2019 ECEP Convening, CSEdCon, and the State of Computer Science Education Report

Sunday, September 29, 2019

This month, ECEP co-hosted CSEdCon, a 500-person event in which participants explored K-12 computer science pathways, developed implementation plans for their district or region, learned about CS curriculum offerings, and worked together towards advancing state-level policies. The event, spearheaded by Code.org and in partnership with ECEP and CSTA, was held on Wednesday, September 11, 2019 through Friday, September 13, 2019 in Las Vegas, Nevada. 

Wednesday kicked off with our annual ECEP Alliance Convening. Over 100 ECEP state team members attended sessions specifically related to state-level policy building. The convening goals were threefold. The first goal was to affirm the importance of data collection, research, and measurement as tools for state and national broadening participation in computing (BPC) advocacy; the second goal was to identify and refine goals and action plans for statewide CS education BPC strategies to overcome state-level barriers and utilize resources; and the third goal was to identify and describe supports needed from and contributions to the ECEP community to achieve collective BPC goals.

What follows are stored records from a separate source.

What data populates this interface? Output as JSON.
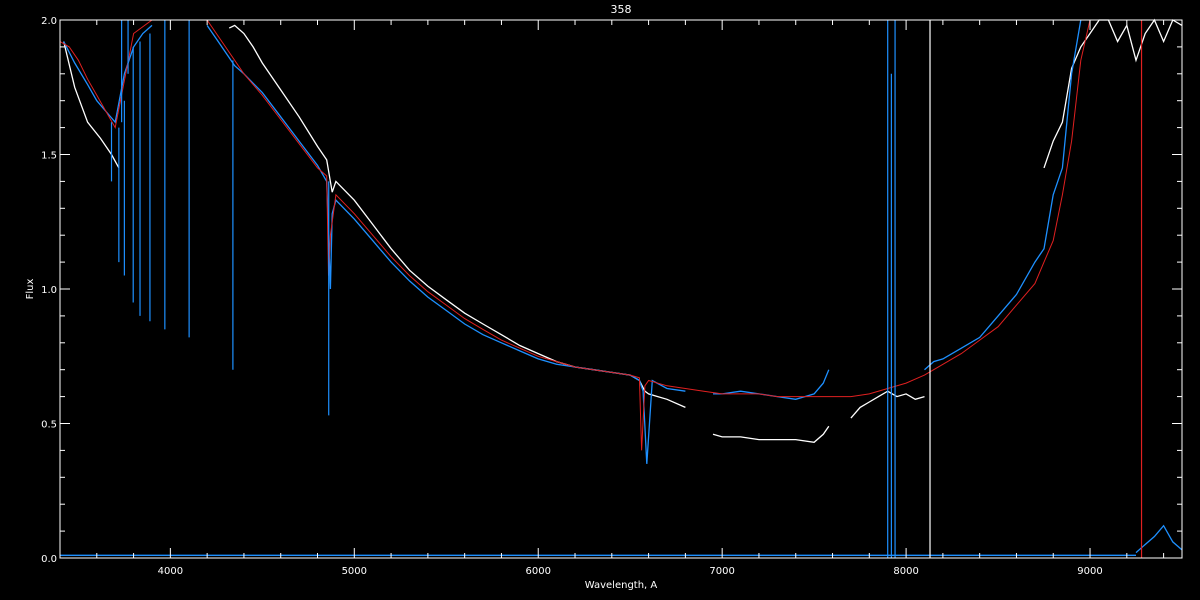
{
  "chart_data": {
    "type": "line",
    "title": "358",
    "xlabel": "Wavelength, A",
    "ylabel": "Flux",
    "xlim": [
      3400,
      9500
    ],
    "ylim": [
      0.0,
      2.0
    ],
    "x_ticks": [
      4000,
      5000,
      6000,
      7000,
      8000,
      9000
    ],
    "x_tick_labels": [
      "4000",
      "5000",
      "6000",
      "7000",
      "8000",
      "9000"
    ],
    "y_ticks": [
      0.0,
      0.5,
      1.0,
      1.5,
      2.0
    ],
    "y_tick_labels": [
      "0.0",
      "0.5",
      "1.0",
      "1.5",
      "2.0"
    ],
    "grid": false,
    "background_color": "#000000",
    "axes_color": "#ffffff",
    "series": [
      {
        "color": "#ffffff",
        "segments": [
          {
            "x": [
              3420,
              3480,
              3550,
              3620,
              3680,
              3720
            ],
            "y": [
              1.92,
              1.75,
              1.62,
              1.56,
              1.5,
              1.45
            ]
          },
          {
            "x": [
              4320,
              4350,
              4400,
              4450,
              4500,
              4600,
              4700,
              4800,
              4850,
              4880,
              4900,
              5000,
              5100,
              5200,
              5300,
              5400,
              5500,
              5600,
              5700,
              5800,
              5900,
              6000,
              6100,
              6200,
              6300,
              6400,
              6500,
              6550,
              6580,
              6600,
              6650,
              6700,
              6800
            ],
            "y": [
              1.97,
              1.98,
              1.95,
              1.9,
              1.84,
              1.74,
              1.64,
              1.53,
              1.48,
              1.36,
              1.4,
              1.33,
              1.24,
              1.15,
              1.07,
              1.01,
              0.96,
              0.91,
              0.87,
              0.83,
              0.79,
              0.76,
              0.73,
              0.71,
              0.7,
              0.69,
              0.68,
              0.66,
              0.62,
              0.61,
              0.6,
              0.59,
              0.56
            ]
          },
          {
            "x": [
              6950,
              7000,
              7100,
              7200,
              7300,
              7400,
              7500,
              7550,
              7580
            ],
            "y": [
              0.46,
              0.45,
              0.45,
              0.44,
              0.44,
              0.44,
              0.43,
              0.46,
              0.49
            ]
          },
          {
            "x": [
              7700,
              7750,
              7800,
              7850,
              7900,
              7950,
              8000,
              8050,
              8100
            ],
            "y": [
              0.52,
              0.56,
              0.58,
              0.6,
              0.62,
              0.6,
              0.61,
              0.59,
              0.6
            ]
          },
          {
            "x": [
              8750,
              8800,
              8850,
              8900,
              8950,
              9000,
              9050,
              9100,
              9150,
              9200,
              9250,
              9300,
              9350,
              9400,
              9450,
              9500
            ],
            "y": [
              1.45,
              1.55,
              1.62,
              1.82,
              1.9,
              1.95,
              2.0,
              2.0,
              1.92,
              1.98,
              1.85,
              1.95,
              2.0,
              1.92,
              2.0,
              1.98
            ]
          }
        ]
      },
      {
        "color": "#1e90ff",
        "segments": [
          {
            "x": [
              3420,
              3480,
              3550,
              3600,
              3650,
              3700,
              3750,
              3800,
              3850,
              3900
            ],
            "y": [
              1.92,
              1.84,
              1.76,
              1.7,
              1.66,
              1.62,
              1.8,
              1.9,
              1.95,
              1.98
            ]
          },
          {
            "x": [
              4200,
              4250,
              4300,
              4350,
              4400,
              4500,
              4600,
              4700,
              4800,
              4850,
              4870,
              4880,
              4900,
              5000,
              5100,
              5200,
              5300,
              5400,
              5500,
              5600,
              5700,
              5800,
              5900,
              6000,
              6100,
              6200,
              6300,
              6400,
              6500,
              6550,
              6570,
              6590,
              6620,
              6700,
              6800
            ],
            "y": [
              1.98,
              1.93,
              1.88,
              1.83,
              1.8,
              1.73,
              1.64,
              1.55,
              1.46,
              1.4,
              1.0,
              1.28,
              1.33,
              1.26,
              1.18,
              1.1,
              1.03,
              0.97,
              0.92,
              0.87,
              0.83,
              0.8,
              0.77,
              0.74,
              0.72,
              0.71,
              0.7,
              0.69,
              0.68,
              0.66,
              0.62,
              0.35,
              0.66,
              0.63,
              0.62
            ]
          },
          {
            "x": [
              6950,
              7000,
              7100,
              7200,
              7300,
              7400,
              7450,
              7500,
              7550,
              7580
            ],
            "y": [
              0.61,
              0.61,
              0.62,
              0.61,
              0.6,
              0.59,
              0.6,
              0.61,
              0.65,
              0.7
            ]
          },
          {
            "x": [
              8100,
              8150,
              8200,
              8300,
              8400,
              8500,
              8600,
              8700,
              8750,
              8800,
              8850,
              8900,
              8950
            ],
            "y": [
              0.7,
              0.73,
              0.74,
              0.78,
              0.82,
              0.9,
              0.98,
              1.1,
              1.15,
              1.35,
              1.45,
              1.8,
              2.0
            ]
          },
          {
            "x": [
              3400,
              4000,
              5000,
              6000,
              7000,
              8000,
              9000,
              9250
            ],
            "y": [
              0.01,
              0.01,
              0.01,
              0.01,
              0.01,
              0.01,
              0.01,
              0.01
            ]
          },
          {
            "x": [
              9250,
              9300,
              9350,
              9400,
              9450,
              9500
            ],
            "y": [
              0.02,
              0.05,
              0.08,
              0.12,
              0.06,
              0.03
            ]
          }
        ]
      },
      {
        "color": "#e02020",
        "segments": [
          {
            "x": [
              3400,
              3450,
              3500,
              3550,
              3600,
              3650,
              3700,
              3800,
              3900,
              4000,
              4100,
              4200,
              4300,
              4400,
              4500,
              4600,
              4700,
              4800,
              4850,
              4860,
              4870,
              4900,
              5000,
              5100,
              5200,
              5300,
              5400,
              5500,
              5600,
              5700,
              5800,
              5900,
              6000,
              6100,
              6200,
              6300,
              6400,
              6500,
              6550,
              6562,
              6580,
              6600,
              6700,
              6800,
              6900,
              7000,
              7100,
              7200,
              7300,
              7400,
              7500,
              7600,
              7700,
              7800,
              7900,
              8000,
              8100,
              8200,
              8300,
              8400,
              8500,
              8600,
              8700,
              8750,
              8800,
              8850,
              8900,
              8950,
              9000,
              9100,
              9200,
              9260
            ],
            "y": [
              1.92,
              1.9,
              1.85,
              1.78,
              1.72,
              1.66,
              1.6,
              1.95,
              2.0,
              2.0,
              2.0,
              2.0,
              1.9,
              1.8,
              1.72,
              1.63,
              1.54,
              1.45,
              1.42,
              1.05,
              1.2,
              1.35,
              1.28,
              1.2,
              1.12,
              1.05,
              0.99,
              0.94,
              0.89,
              0.85,
              0.81,
              0.78,
              0.75,
              0.73,
              0.71,
              0.7,
              0.69,
              0.68,
              0.67,
              0.4,
              0.64,
              0.66,
              0.64,
              0.63,
              0.62,
              0.61,
              0.61,
              0.61,
              0.6,
              0.6,
              0.6,
              0.6,
              0.6,
              0.61,
              0.63,
              0.65,
              0.68,
              0.72,
              0.76,
              0.81,
              0.86,
              0.94,
              1.02,
              1.1,
              1.18,
              1.35,
              1.55,
              1.85,
              2.0,
              2.0,
              2.0,
              2.0
            ]
          }
        ]
      }
    ],
    "spikes": [
      {
        "x": 3680,
        "y_from": 1.62,
        "y_to": 1.4,
        "color": "#1e90ff"
      },
      {
        "x": 3720,
        "y_from": 1.6,
        "y_to": 1.1,
        "color": "#1e90ff"
      },
      {
        "x": 3735,
        "y_from": 1.62,
        "y_to": 2.0,
        "color": "#1e90ff"
      },
      {
        "x": 3750,
        "y_from": 1.7,
        "y_to": 1.05,
        "color": "#1e90ff"
      },
      {
        "x": 3770,
        "y_from": 1.8,
        "y_to": 2.0,
        "color": "#1e90ff"
      },
      {
        "x": 3798,
        "y_from": 1.9,
        "y_to": 0.95,
        "color": "#1e90ff"
      },
      {
        "x": 3835,
        "y_from": 1.92,
        "y_to": 0.9,
        "color": "#1e90ff"
      },
      {
        "x": 3889,
        "y_from": 1.95,
        "y_to": 0.88,
        "color": "#1e90ff"
      },
      {
        "x": 3970,
        "y_from": 2.0,
        "y_to": 0.85,
        "color": "#1e90ff"
      },
      {
        "x": 4102,
        "y_from": 2.0,
        "y_to": 0.82,
        "color": "#1e90ff"
      },
      {
        "x": 4340,
        "y_from": 1.85,
        "y_to": 0.7,
        "color": "#1e90ff"
      },
      {
        "x": 4861,
        "y_from": 1.4,
        "y_to": 0.53,
        "color": "#1e90ff"
      },
      {
        "x": 7900,
        "y_from": 0.0,
        "y_to": 2.0,
        "color": "#1e90ff"
      },
      {
        "x": 7920,
        "y_from": 0.0,
        "y_to": 1.8,
        "color": "#1e90ff"
      },
      {
        "x": 7940,
        "y_from": 0.0,
        "y_to": 2.0,
        "color": "#1e90ff"
      },
      {
        "x": 8130,
        "y_from": 0.0,
        "y_to": 2.0,
        "color": "#ffffff"
      },
      {
        "x": 9280,
        "y_from": 0.0,
        "y_to": 2.0,
        "color": "#e02020"
      }
    ]
  }
}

To achieve the goals, the agenda was ambitious, packing in more interactive sessions than any previous ECEP Alliance Convening. Building on prior years, ECEP teams were asked to develop a slide deck that captured current BPC goals, data showing evidence of progress, and a rank order of current tools and resources that could support their ongoing efforts. 

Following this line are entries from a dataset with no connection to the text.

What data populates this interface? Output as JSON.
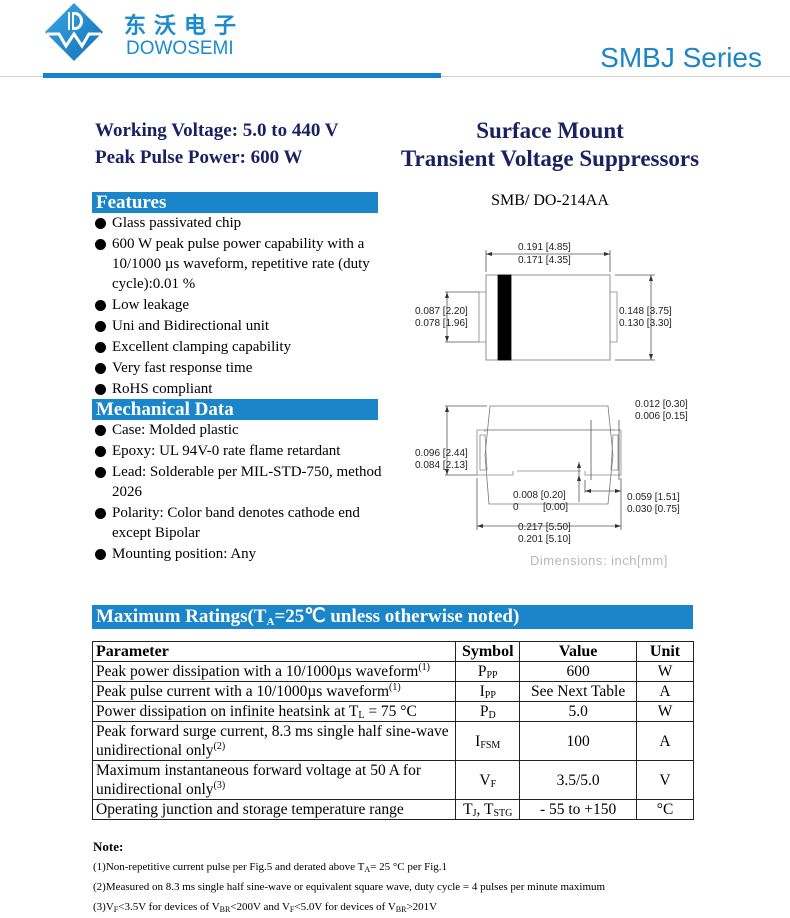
{
  "header": {
    "brand_cn": "东沃电子",
    "brand_en": "DOWOSEMI",
    "logo_icon": "dw-diamond-logo-icon",
    "series": "SMBJ Series",
    "colors": {
      "brand_blue": "#1b85c9",
      "navy": "#1a2161"
    }
  },
  "specs": {
    "working_voltage": "Working Voltage: 5.0 to 440 V",
    "peak_pulse_power": "Peak Pulse Power: 600 W"
  },
  "title": {
    "line1": "Surface Mount",
    "line2": "Transient Voltage Suppressors",
    "package": "SMB/ DO-214AA"
  },
  "features": {
    "heading": "Features",
    "items": [
      "Glass passivated chip",
      "600 W peak pulse power capability with a 10/1000 µs waveform, repetitive rate (duty cycle):0.01 %",
      "Low leakage",
      "Uni and Bidirectional unit",
      "Excellent clamping capability",
      "Very fast response time",
      "RoHS compliant"
    ]
  },
  "mechanical": {
    "heading": "Mechanical Data",
    "items": [
      "Case: Molded plastic",
      "Epoxy: UL 94V-0 rate flame retardant",
      "Lead: Solderable per MIL-STD-750, method 2026",
      "Polarity: Color band denotes cathode end except Bipolar",
      "Mounting position: Any"
    ]
  },
  "drawing": {
    "top_view": {
      "width_max": "0.191 [4.85]",
      "width_min": "0.171 [4.35]",
      "lead_max": "0.087 [2.20]",
      "lead_min": "0.078 [1.96]",
      "height_max": "0.148 [3.75]",
      "height_min": "0.130 [3.30]"
    },
    "side_view": {
      "lead_thk_max": "0.012 [0.30]",
      "lead_thk_min": "0.006 [0.15]",
      "body_h_max": "0.096 [2.44]",
      "body_h_min": "0.084 [2.13]",
      "standoff_max": "0.008 [0.20]",
      "standoff_min_in": "0",
      "standoff_min_mm": "[0.00]",
      "lead_len_max": "0.059 [1.51]",
      "lead_len_min": "0.030 [0.75]",
      "total_max": "0.217 [5.50]",
      "total_min": "0.201 [5.10]"
    },
    "units_note": "Dimensions: inch[mm]"
  },
  "ratings": {
    "heading_pre": "Maximum Ratings(T",
    "heading_sub": "A",
    "heading_post": "=25℃  unless otherwise noted)",
    "columns": [
      "Parameter",
      "Symbol",
      "Value",
      "Unit"
    ],
    "rows": [
      {
        "param": "Peak power dissipation with a 10/1000µs waveform",
        "param_sup": "(1)",
        "sym": "P",
        "sym_sub": "PP",
        "sym2": "",
        "sym2_sub": "",
        "value": "600",
        "unit": "W"
      },
      {
        "param": "Peak pulse current with a 10/1000µs waveform",
        "param_sup": "(1)",
        "sym": "I",
        "sym_sub": "PP",
        "sym2": "",
        "sym2_sub": "",
        "value": "See Next Table",
        "unit": "A"
      },
      {
        "param": "Power dissipation on infinite heatsink at T",
        "param_sub": "L",
        "param_post": " = 75 °C",
        "sym": "P",
        "sym_sub": "D",
        "value": "5.0",
        "unit": "W"
      },
      {
        "param": "Peak forward surge current, 8.3 ms single half sine-wave unidirectional only",
        "param_sup": "(2)",
        "sym": "I",
        "sym_sub": "FSM",
        "value": "100",
        "unit": "A"
      },
      {
        "param": "Maximum instantaneous forward voltage at 50 A for unidirectional only",
        "param_sup": "(3)",
        "sym": "V",
        "sym_sub": "F",
        "value": "3.5/5.0",
        "unit": "V"
      },
      {
        "param": "Operating junction and storage temperature range",
        "sym": "T",
        "sym_sub": "J",
        "sym_mid": ", T",
        "sym2_sub": "STG",
        "value": "- 55 to +150",
        "unit": "°C"
      }
    ]
  },
  "notes": {
    "title": "Note:",
    "n1_pre": "(1)Non-repetitive current pulse per Fig.5 and derated above T",
    "n1_sub": "A",
    "n1_post": "= 25 °C per Fig.1",
    "n2": "(2)Measured on 8.3 ms single half sine-wave or equivalent square wave, duty cycle = 4 pulses per minute maximum",
    "n3_a": "(3)V",
    "n3_a_sub": "F",
    "n3_b": "<3.5V for devices of V",
    "n3_b_sub": "BR",
    "n3_c": "<200V and V",
    "n3_c_sub": "F",
    "n3_d": "<5.0V for devices of V",
    "n3_d_sub": "BR",
    "n3_e": ">201V"
  }
}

Thursday and Friday sessions, led by ECEP, Code.org and CSTA leaders and collaborators consisted of workshops and panels. These sessions were designed to share knowledge and resources to advance computer science education in K-16. Additionally, one major highlight was the release of the 2019 State of Computer Science Report, which ECEP was a co-author on this year. This annual report tracks state-level policy changes related to computer science and sheds light on the current inequities in regard to access to computer science education. 

Overall, it was a fantastic event and a pleasure to see so much of our hard work translate into a diverse, energized group of attendees all dedicating their time toward the goal of broadening participation in computing.